Commodore saw his playing time steadily decrease until things hit rock bottom in 2010-11. After being made a healthy scratch in seven of eight games by then-head coach Scott Arniel, Commodore requested a trade but was instead put on waivers.
The Montreal Canadiens have made it clear that they intend to use an amnesty buyout on Scott Gomez’s contract this summer. Until then, they won’t let him play.
The reason for that is simple: If Gomez sustains an injury that lasts through the summer, then he can’t be bought out. The Canadiens are already pushing against the cap and with it set to go down to $64.3 million in 2013-14, shedding Gomez’s $7,357,143 hit seems like their best option.
It might not be that simple though as the NHLPA is reviewing the situation, according to RDS’ Renaud Lavoie.
Why? Sports lawyer Eric Macramalla recently explained what might happen in an article for CBS Sports:
It would not be unreasonable for the NHLPA to grieve the expulsion of Gomez. Contract law obligations flow both ways. Part of that includes providing Gomez the reasonable opportunity to discharge the services he has been contracted to provide. In part, the NHLPA could argue sending home a perfectly healthy player with no off-ice issues simply with a view to preserving an amnesty buyout is not in keeping with the spirit of the contract. The NHLPA could say Gomez is being banished not because he failed to discharge his contractual obligations, but simply because of newly implemented system issues.

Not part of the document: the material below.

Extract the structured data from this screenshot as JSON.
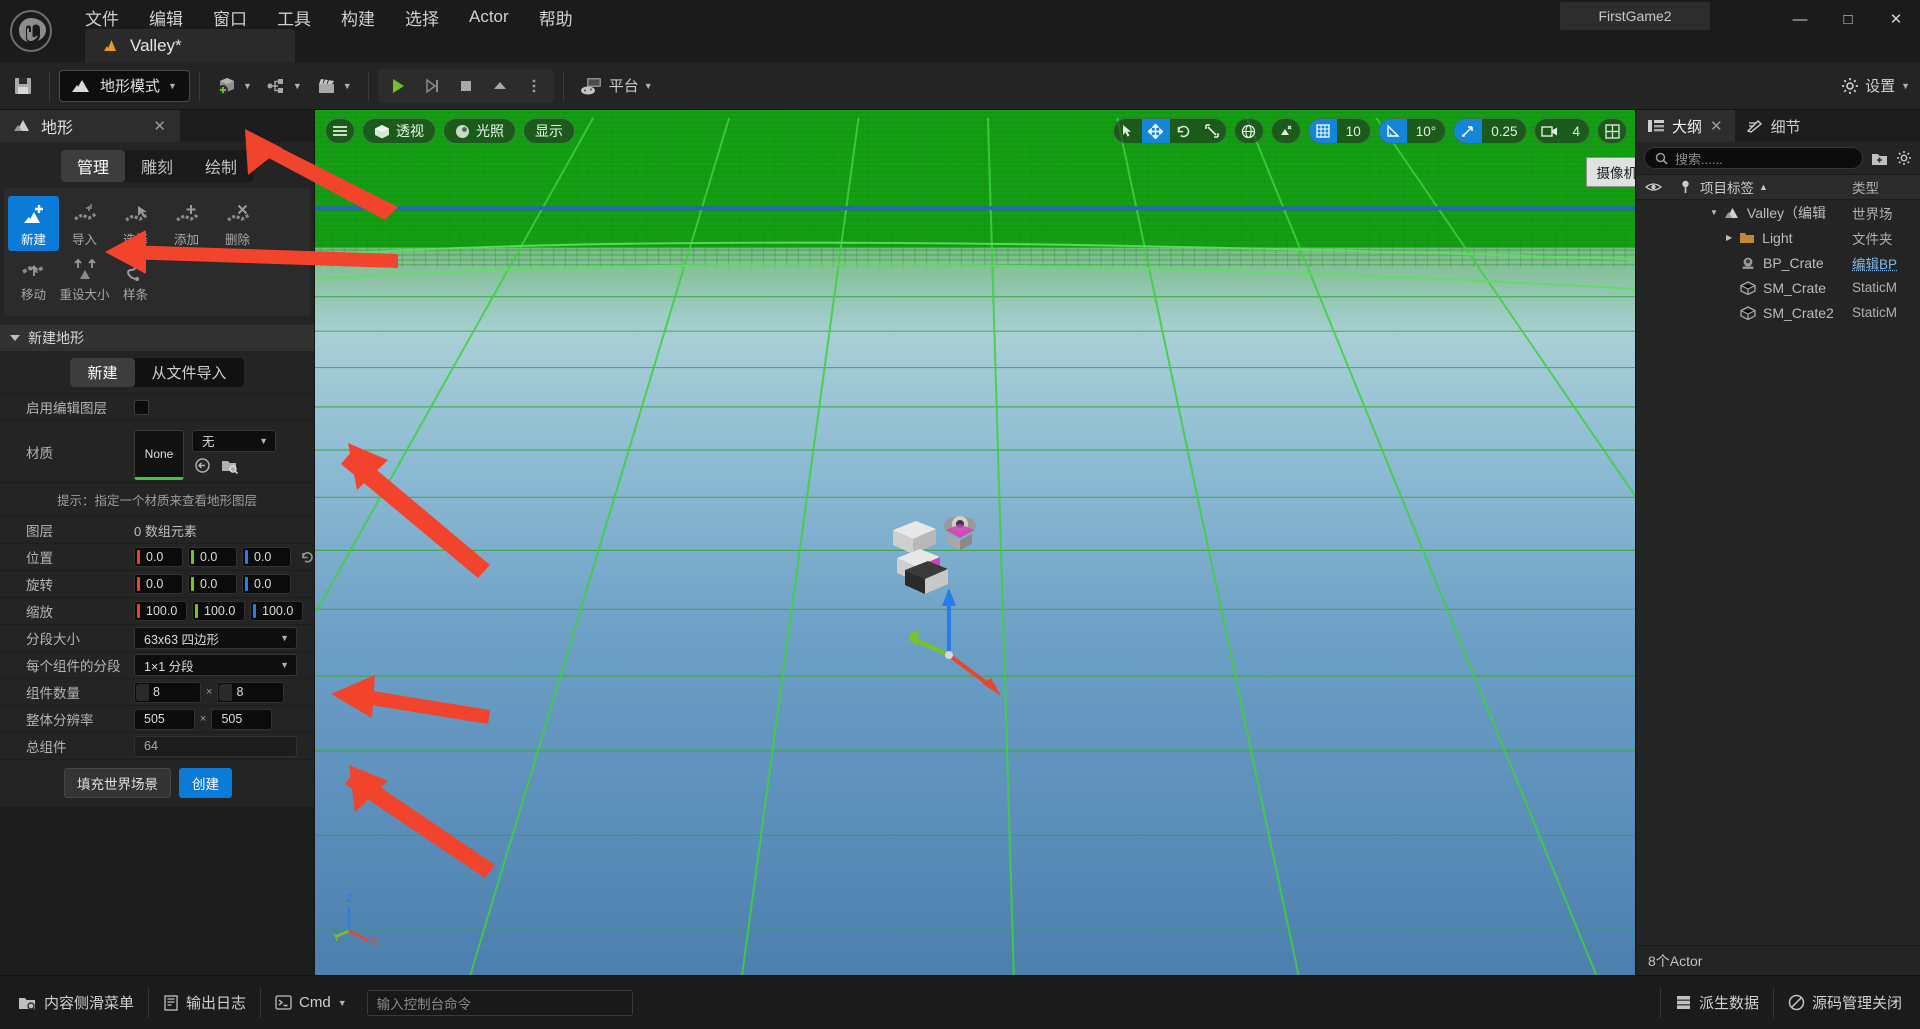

The union might also argue that forcing Gomez to miss the entire season will hurt his market value. The 33-year-old forward is coming off a horrendous season and the Canadiens’ decision will make it impossible for him to earn some sort of redemption before he enters the free agent market.
Gomez had two goals and 11 points in 38 games in 2011-12. He got some playing time with the ECHL Alaska Aces during the lockout and recorded six goals and 13 points in 11 contests.